East in the desert South-east of Deir lies Dura Europos, and further along the road, Mari, just near the Iraqi border. A service bus dropped us on the Mari turn-off of the highway, a short walk from the ruins of this ancient Mesopotamian city. The site consists of the dug-out remains of a mud-brick city which dates back around 5000 years. Dura Europos was not, as the name suggests, a European theme-park, but a huge fortress guarding over the Euphrates, marking the edge of the Alexandrian empire. We were deposited a kilometre from the castle walls around sunset, with a road stretching over the quasi-desert. The view of the outer walls was astounding - the width of the site is huge. I cannot imagine how many people it must have taken to defend it. As we arrived at the great door, the caretaker was just closing-up for the night, but David managed to convince him to let us in. We would just have to climb the fence to get out again.
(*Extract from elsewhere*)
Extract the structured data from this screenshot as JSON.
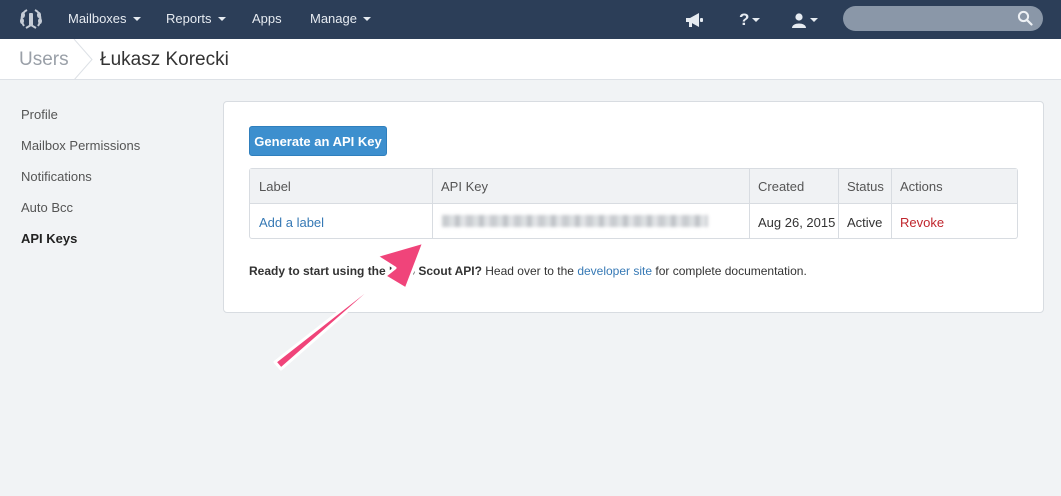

Inside, the area enclosed by the walls is immense, bounded to the west by the walls, and to the east, the cliffs that drop down into the Euphrates. In the distance we could see the flames rising from the oil-extracting derricks, and somewhere on the horizon was Iraq. It was night by the time we made it back to the highway, miles from anywhere, watching approaching headlights hoping it would be a service bus to take us back to Deir.

East in the desert

South-east of Deir lies Dura Europos, and further along the road, Mari, just near the Iraqi border. A service bus dropped us on the Mari turn-off of the highway, a short walk from the ruins of this ancient Mesopotamian city. The site consists of the dug-out remains of a mud-brick city which dates back around 5000 years.

Dura Europos was not, as the name suggests, a European theme-park, but a huge fortress guarding over the Euphrates, marking the edge of the Alexandrian empire.

We were deposited a kilometre from the castle walls around sunset, with a road stretching over the quasi-desert. The view of the outer walls was astounding - the width of the site is huge. I cannot imagine how many people it must have taken to defend it. As we arrived at the great door, the caretaker was just closing-up for the night, but David managed to convince him to let us in. We would just have to climb the fence to get out again.

Inside, the area enclosed by the walls is immense, bounded to the west by the walls, and to the east, the cliffs that drop down into the Euphrates. In the distance we could see the flames rising from the oil-extracting derricks, and somewhere on the horizon was Iraq.

It was night by the time we made it back to the highway, miles from anywhere, watching approaching headlights hoping it would be a service bus to take us back to Deir.